Once the pictures have been excluded, set down each remaining entry word for word.
== Segment start ==
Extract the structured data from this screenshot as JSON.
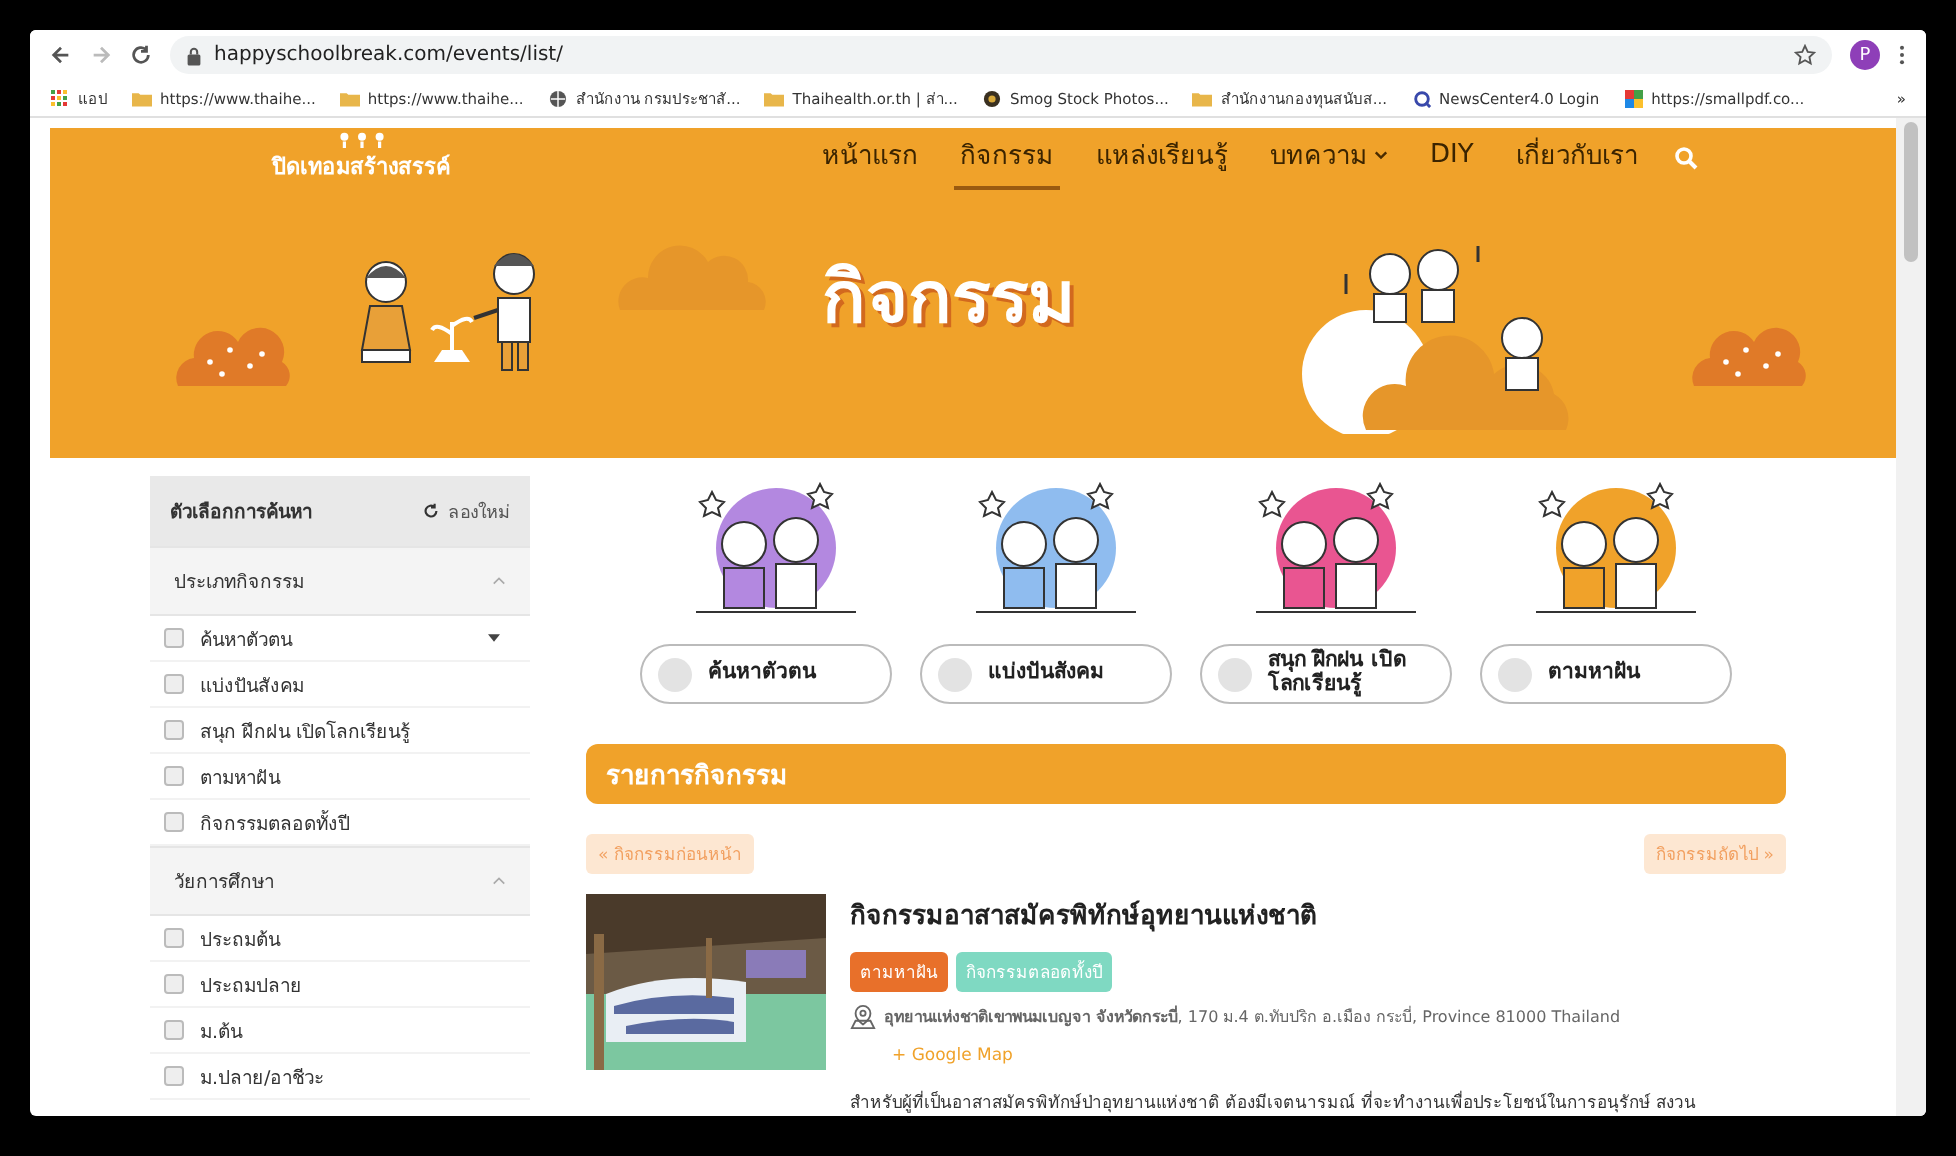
{
  "browser": {
    "url": "happyschoolbreak.com/events/list/",
    "profile_initial": "P",
    "bookmarks": [
      {
        "label": "แอป",
        "kind": "apps"
      },
      {
        "label": "https://www.thaihe...",
        "kind": "folder"
      },
      {
        "label": "https://www.thaihe...",
        "kind": "folder"
      },
      {
        "label": "สำนักงาน กรมประชาสั...",
        "kind": "globe"
      },
      {
        "label": "Thaihealth.or.th | ส่า...",
        "kind": "folder"
      },
      {
        "label": "Smog Stock Photos...",
        "kind": "dot"
      },
      {
        "label": "สำนักงานกองทุนสนับส...",
        "kind": "folder"
      },
      {
        "label": "NewsCenter4.0 Login",
        "kind": "swirl"
      },
      {
        "label": "https://smallpdf.co...",
        "kind": "tiles"
      }
    ],
    "more": "»"
  },
  "site": {
    "logo": "ปิดเทอมสร้างสรรค์",
    "nav": [
      {
        "label": "หน้าแรก",
        "selected": false,
        "dropdown": false
      },
      {
        "label": "กิจกรรม",
        "selected": true,
        "dropdown": false
      },
      {
        "label": "แหล่งเรียนรู้",
        "selected": false,
        "dropdown": false
      },
      {
        "label": "บทความ",
        "selected": false,
        "dropdown": true
      },
      {
        "label": "DIY",
        "selected": false,
        "dropdown": false
      },
      {
        "label": "เกี่ยวกับเรา",
        "selected": false,
        "dropdown": false
      }
    ],
    "hero_title": "กิจกรรม"
  },
  "sidebar": {
    "title": "ตัวเลือกการค้นหา",
    "reset": "ลองใหม่",
    "sections": [
      {
        "title": "ประเภทกิจกรรม",
        "expanded": true,
        "options": [
          {
            "label": "ค้นหาตัวตน",
            "checked": false,
            "dropdown": true
          },
          {
            "label": "แบ่งปันสังคม",
            "checked": false,
            "dropdown": false
          },
          {
            "label": "สนุก ฝึกฝน เปิดโลกเรียนรู้",
            "checked": false,
            "dropdown": false
          },
          {
            "label": "ตามหาฝัน",
            "checked": false,
            "dropdown": false
          },
          {
            "label": "กิจกรรมตลอดทั้งปี",
            "checked": false,
            "dropdown": false
          }
        ]
      },
      {
        "title": "วัยการศึกษา",
        "expanded": true,
        "options": [
          {
            "label": "ประถมต้น",
            "checked": false,
            "dropdown": false
          },
          {
            "label": "ประถมปลาย",
            "checked": false,
            "dropdown": false
          },
          {
            "label": "ม.ต้น",
            "checked": false,
            "dropdown": false
          },
          {
            "label": "ม.ปลาย/อาชีวะ",
            "checked": false,
            "dropdown": false
          }
        ]
      }
    ]
  },
  "categories": [
    {
      "label": "ค้นหาตัวตน",
      "color": "#b388e0",
      "selected": false
    },
    {
      "label": "แบ่งปันสังคม",
      "color": "#8fbcef",
      "selected": false
    },
    {
      "label": "สนุก ฝึกฝน เปิดโลกเรียนรู้",
      "color": "#e95591",
      "selected": false
    },
    {
      "label": "ตามหาฝัน",
      "color": "#f0a22a",
      "selected": false
    }
  ],
  "list": {
    "title": "รายการกิจกรรม",
    "prev": "« กิจกรรมก่อนหน้า",
    "next": "กิจกรรมถัดไป »",
    "event": {
      "title": "กิจกรรมอาสาสมัครพิทักษ์อุทยานแห่งชาติ",
      "tags": [
        {
          "label": "ตามหาฝัน",
          "color": "#e8702a"
        },
        {
          "label": "กิจกรรมตลอดทั้งปี",
          "color": "#7fd9c2"
        }
      ],
      "address": "**อุทยานแห่งชาติเขาพนมเบญจา จังหวัดกระบี่**, 170 ม.4 ต.ทับปริก อ.เมือง กระบี่, Province 81000 Thailand",
      "map_link": "+ Google Map",
      "description": "สำหรับผู้ที่เป็นอาสาสมัครพิทักษ์ป่าอุทยานแห่งชาติ ต้องมีเจตนารมณ์ ที่จะทำงานเพื่อประโยชน์ในการอนุรักษ์ สงวน"
    }
  }
}
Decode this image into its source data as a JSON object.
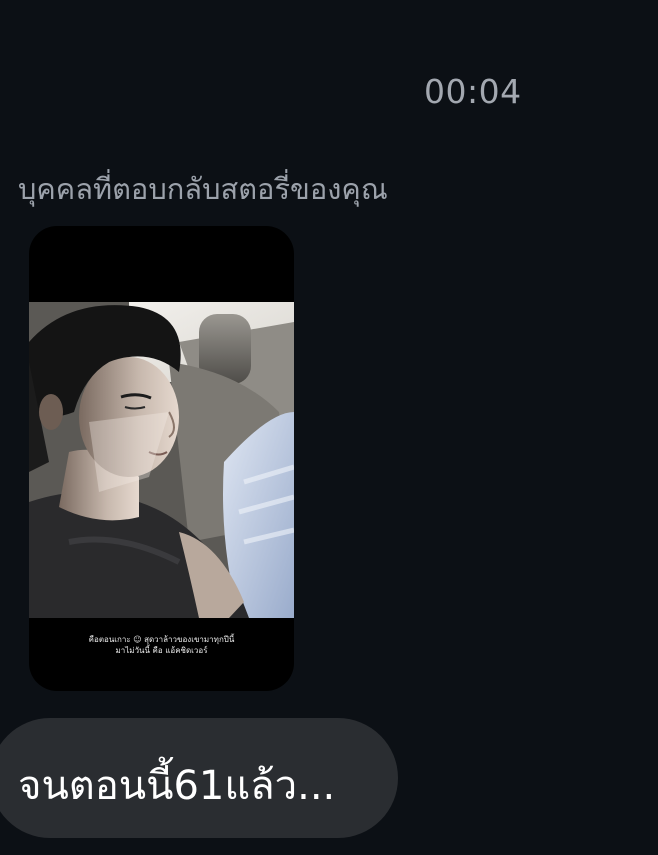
{
  "chat": {
    "timestamp": "00:04",
    "story_reply_label": "บุคคลที่ตอบกลับสตอรี่ของคุณ",
    "story": {
      "caption_line1": "คือตอนเกาะ ☺ สุดวาล้าวของเขามาทุกปีนี้",
      "caption_line2": "มาไม่วันนี้ คือ แอ้คชิดเวอร์"
    },
    "message": "จนตอนนี้61แล้ว..."
  },
  "colors": {
    "background": "#0c1015",
    "bubble": "#2a2d31",
    "timestamp_text": "#a3a8b0",
    "label_text": "#9ca2ab",
    "message_text": "#ffffff"
  }
}
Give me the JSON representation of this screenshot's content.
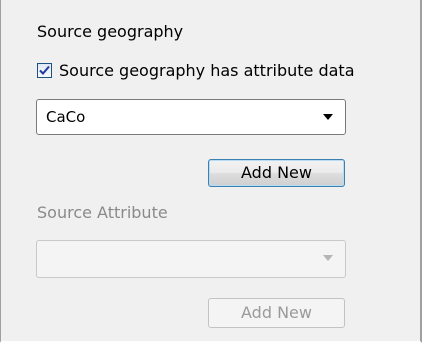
{
  "source_geography": {
    "heading": "Source geography",
    "has_attribute_checkbox": {
      "label": "Source geography has attribute data",
      "checked": true
    },
    "combo": {
      "selected": "CaCo"
    },
    "add_new_label": "Add New"
  },
  "source_attribute": {
    "heading": "Source Attribute",
    "combo": {
      "selected": ""
    },
    "add_new_label": "Add New"
  }
}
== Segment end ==
▶ RESPONSE BELOW:
Extract the structured data from this screenshot as JSON.
{
  "browser": {
    "url": "happyschoolbreak.com/events/list/",
    "profile_initial": "P",
    "bookmarks": [
      {
        "label": "แอป",
        "kind": "apps"
      },
      {
        "label": "https://www.thaihe...",
        "kind": "folder"
      },
      {
        "label": "https://www.thaihe...",
        "kind": "folder"
      },
      {
        "label": "สำนักงาน กรมประชาสั...",
        "kind": "globe"
      },
      {
        "label": "Thaihealth.or.th | ส่า...",
        "kind": "folder"
      },
      {
        "label": "Smog Stock Photos...",
        "kind": "dot"
      },
      {
        "label": "สำนักงานกองทุนสนับส...",
        "kind": "folder"
      },
      {
        "label": "NewsCenter4.0 Login",
        "kind": "swirl"
      },
      {
        "label": "https://smallpdf.co...",
        "kind": "tiles"
      }
    ],
    "more": "»"
  },
  "site": {
    "logo": "ปิดเทอมสร้างสรรค์",
    "nav": [
      {
        "label": "หน้าแรก",
        "selected": false,
        "dropdown": false
      },
      {
        "label": "กิจกรรม",
        "selected": true,
        "dropdown": false
      },
      {
        "label": "แหล่งเรียนรู้",
        "selected": false,
        "dropdown": false
      },
      {
        "label": "บทความ",
        "selected": false,
        "dropdown": true
      },
      {
        "label": "DIY",
        "selected": false,
        "dropdown": false
      },
      {
        "label": "เกี่ยวกับเรา",
        "selected": false,
        "dropdown": false
      }
    ],
    "hero_title": "กิจกรรม"
  },
  "sidebar": {
    "title": "ตัวเลือกการค้นหา",
    "reset": "ลองใหม่",
    "sections": [
      {
        "title": "ประเภทกิจกรรม",
        "expanded": true,
        "options": [
          {
            "label": "ค้นหาตัวตน",
            "checked": false,
            "dropdown": true
          },
          {
            "label": "แบ่งปันสังคม",
            "checked": false,
            "dropdown": false
          },
          {
            "label": "สนุก ฝึกฝน เปิดโลกเรียนรู้",
            "checked": false,
            "dropdown": false
          },
          {
            "label": "ตามหาฝัน",
            "checked": false,
            "dropdown": false
          },
          {
            "label": "กิจกรรมตลอดทั้งปี",
            "checked": false,
            "dropdown": false
          }
        ]
      },
      {
        "title": "วัยการศึกษา",
        "expanded": true,
        "options": [
          {
            "label": "ประถมต้น",
            "checked": false,
            "dropdown": false
          },
          {
            "label": "ประถมปลาย",
            "checked": false,
            "dropdown": false
          },
          {
            "label": "ม.ต้น",
            "checked": false,
            "dropdown": false
          },
          {
            "label": "ม.ปลาย/อาชีวะ",
            "checked": false,
            "dropdown": false
          }
        ]
      }
    ]
  },
  "categories": [
    {
      "label": "ค้นหาตัวตน",
      "color": "#b388e0",
      "selected": false
    },
    {
      "label": "แบ่งปันสังคม",
      "color": "#8fbcef",
      "selected": false
    },
    {
      "label": "สนุก ฝึกฝน เปิดโลกเรียนรู้",
      "color": "#e95591",
      "selected": false
    },
    {
      "label": "ตามหาฝัน",
      "color": "#f0a22a",
      "selected": false
    }
  ],
  "list": {
    "title": "รายการกิจกรรม",
    "prev": "« กิจกรรมก่อนหน้า",
    "next": "กิจกรรมถัดไป »",
    "event": {
      "title": "กิจกรรมอาสาสมัครพิทักษ์อุทยานแห่งชาติ",
      "tags": [
        {
          "label": "ตามหาฝัน",
          "color": "#e8702a"
        },
        {
          "label": "กิจกรรมตลอดทั้งปี",
          "color": "#7fd9c2"
        }
      ],
      "address": "**อุทยานแห่งชาติเขาพนมเบญจา จังหวัดกระบี่**, 170 ม.4 ต.ทับปริก อ.เมือง กระบี่, Province 81000 Thailand",
      "map_link": "+ Google Map",
      "description": "สำหรับผู้ที่เป็นอาสาสมัครพิทักษ์ป่าอุทยานแห่งชาติ ต้องมีเจตนารมณ์ ที่จะทำงานเพื่อประโยชน์ในการอนุรักษ์ สงวน"
    }
  }
}
Decode this image into its source data as a JSON object.
{
  "chat": {
    "timestamp": "00:04",
    "story_reply_label": "บุคคลที่ตอบกลับสตอรี่ของคุณ",
    "story": {
      "caption_line1": "คือตอนเกาะ ☺ สุดวาล้าวของเขามาทุกปีนี้",
      "caption_line2": "มาไม่วันนี้ คือ แอ้คชิดเวอร์"
    },
    "message": "จนตอนนี้61แล้ว..."
  },
  "colors": {
    "background": "#0c1015",
    "bubble": "#2a2d31",
    "timestamp_text": "#a3a8b0",
    "label_text": "#9ca2ab",
    "message_text": "#ffffff"
  }
}
Give me the JSON representation of this screenshot's content.
{
  "source_geography": {
    "heading": "Source geography",
    "has_attribute_checkbox": {
      "label": "Source geography has attribute data",
      "checked": true
    },
    "combo": {
      "selected": "CaCo"
    },
    "add_new_label": "Add New"
  },
  "source_attribute": {
    "heading": "Source Attribute",
    "combo": {
      "selected": ""
    },
    "add_new_label": "Add New"
  }
}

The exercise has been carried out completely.